"It's a good thing," he said, "but it's also a good thing we won, and I'd rather be 2-0 than playing, honestly. It helps the whole team. That's the big picture."

The last time he played against the Green Bay Packers, Aromashodu had a career-high eight catches for 76 yards and his first career touchdown.

Two weeks later and the last time he played in a "Monday Night Football" game, Aromashodu had seven catches for 150 yards, including the 39-yard game winner from Cutler in the Bears' 36-30 overtime victory over the Minnesota Vikings on Dec. 28.

Bears coach Lovie Smith acted Thursday as though it was a foregone conclusion that Aromashodu would be back in the rotation on Monday against the Packers.

It will be fun to see how Cutler, with five touchdown passes and just one interception this season, combats the Packers' defense and Clay Matthews, who already has six sacks.
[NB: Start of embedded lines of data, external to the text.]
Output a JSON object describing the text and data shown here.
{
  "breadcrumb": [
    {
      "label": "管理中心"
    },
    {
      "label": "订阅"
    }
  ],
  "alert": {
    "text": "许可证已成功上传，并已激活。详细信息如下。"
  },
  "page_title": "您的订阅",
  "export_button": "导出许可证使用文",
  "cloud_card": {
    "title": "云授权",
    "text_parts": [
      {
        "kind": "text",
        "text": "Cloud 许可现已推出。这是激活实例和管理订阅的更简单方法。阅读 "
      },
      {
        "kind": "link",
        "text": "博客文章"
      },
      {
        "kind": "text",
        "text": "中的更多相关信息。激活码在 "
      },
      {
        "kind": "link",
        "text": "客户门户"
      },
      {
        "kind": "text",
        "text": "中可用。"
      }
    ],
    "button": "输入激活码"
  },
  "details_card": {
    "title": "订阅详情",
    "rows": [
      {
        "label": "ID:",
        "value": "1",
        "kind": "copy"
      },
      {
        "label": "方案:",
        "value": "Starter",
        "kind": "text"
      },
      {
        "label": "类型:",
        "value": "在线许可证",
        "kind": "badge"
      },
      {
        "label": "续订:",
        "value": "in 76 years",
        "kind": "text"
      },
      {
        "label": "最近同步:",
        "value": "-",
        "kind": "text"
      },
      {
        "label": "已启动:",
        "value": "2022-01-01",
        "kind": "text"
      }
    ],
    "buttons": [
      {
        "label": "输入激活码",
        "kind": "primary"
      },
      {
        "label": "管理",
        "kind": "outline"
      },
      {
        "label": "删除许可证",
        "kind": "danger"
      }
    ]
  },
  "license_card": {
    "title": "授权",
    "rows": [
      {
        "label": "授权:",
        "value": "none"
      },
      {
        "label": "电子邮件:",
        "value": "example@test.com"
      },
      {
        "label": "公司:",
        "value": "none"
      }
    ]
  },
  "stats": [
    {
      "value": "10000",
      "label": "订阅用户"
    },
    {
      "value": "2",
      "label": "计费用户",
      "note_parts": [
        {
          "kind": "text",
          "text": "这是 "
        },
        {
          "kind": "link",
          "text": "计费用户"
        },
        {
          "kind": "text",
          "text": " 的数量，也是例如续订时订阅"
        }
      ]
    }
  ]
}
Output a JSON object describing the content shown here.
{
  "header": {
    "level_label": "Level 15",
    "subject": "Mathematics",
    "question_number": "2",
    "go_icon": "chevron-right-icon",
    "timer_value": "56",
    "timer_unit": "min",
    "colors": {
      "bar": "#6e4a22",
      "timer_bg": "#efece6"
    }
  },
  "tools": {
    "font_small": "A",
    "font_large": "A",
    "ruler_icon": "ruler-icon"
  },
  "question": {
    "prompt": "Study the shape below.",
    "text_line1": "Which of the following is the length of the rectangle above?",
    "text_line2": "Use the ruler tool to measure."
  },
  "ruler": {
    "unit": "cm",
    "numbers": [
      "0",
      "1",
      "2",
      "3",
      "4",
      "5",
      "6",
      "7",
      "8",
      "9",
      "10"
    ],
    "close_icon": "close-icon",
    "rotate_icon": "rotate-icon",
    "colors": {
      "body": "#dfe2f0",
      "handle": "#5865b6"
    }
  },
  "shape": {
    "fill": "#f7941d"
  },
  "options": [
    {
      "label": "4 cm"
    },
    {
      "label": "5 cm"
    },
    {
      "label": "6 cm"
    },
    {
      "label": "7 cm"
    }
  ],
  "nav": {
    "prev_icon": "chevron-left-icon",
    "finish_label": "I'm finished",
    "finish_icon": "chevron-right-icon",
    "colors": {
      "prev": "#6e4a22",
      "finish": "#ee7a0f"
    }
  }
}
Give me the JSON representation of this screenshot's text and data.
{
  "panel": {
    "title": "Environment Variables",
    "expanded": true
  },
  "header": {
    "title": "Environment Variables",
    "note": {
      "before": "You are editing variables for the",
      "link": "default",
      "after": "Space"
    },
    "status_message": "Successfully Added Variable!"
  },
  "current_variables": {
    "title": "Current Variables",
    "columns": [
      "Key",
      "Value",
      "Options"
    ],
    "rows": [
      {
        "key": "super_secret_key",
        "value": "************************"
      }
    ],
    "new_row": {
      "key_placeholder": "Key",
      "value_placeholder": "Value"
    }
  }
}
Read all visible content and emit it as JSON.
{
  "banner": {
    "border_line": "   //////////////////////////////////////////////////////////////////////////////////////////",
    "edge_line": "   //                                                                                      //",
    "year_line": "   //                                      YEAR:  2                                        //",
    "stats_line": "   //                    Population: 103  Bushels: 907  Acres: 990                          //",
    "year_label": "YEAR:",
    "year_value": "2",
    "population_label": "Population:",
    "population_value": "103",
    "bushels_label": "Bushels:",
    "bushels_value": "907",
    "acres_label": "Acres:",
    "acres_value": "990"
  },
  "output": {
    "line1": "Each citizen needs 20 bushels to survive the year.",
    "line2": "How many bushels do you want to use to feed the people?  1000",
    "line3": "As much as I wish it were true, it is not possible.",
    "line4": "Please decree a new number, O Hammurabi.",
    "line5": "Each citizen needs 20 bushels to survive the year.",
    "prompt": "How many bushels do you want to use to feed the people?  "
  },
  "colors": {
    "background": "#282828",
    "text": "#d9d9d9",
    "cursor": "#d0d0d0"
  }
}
"The Packers like to play a lot of bump-and-run and man-on-man coverage," Aromashodu said. "They did that last year. So it's the same Packers' defense that we're going against. We're just in a new offense. So I think we'll be able to take advantage of it."

Specifically, he is hoping he can take advantage of it. But it's refreshing to hear that he doesn't feel entitled.

"I've been in situations where I didn't get the ball or didn't even play, so I'm just thankful to put the uniform on and get the chance," Aromashodu said. "If you have the uniform on, you have a chance. There have been times where I knew I wasn't putting the uniform on Sunday and now I'm able to wear it on Sunday, so I know I always have a chance. There's always hope."

Melissa Isaacson is a columnist for ESPNChicago.com.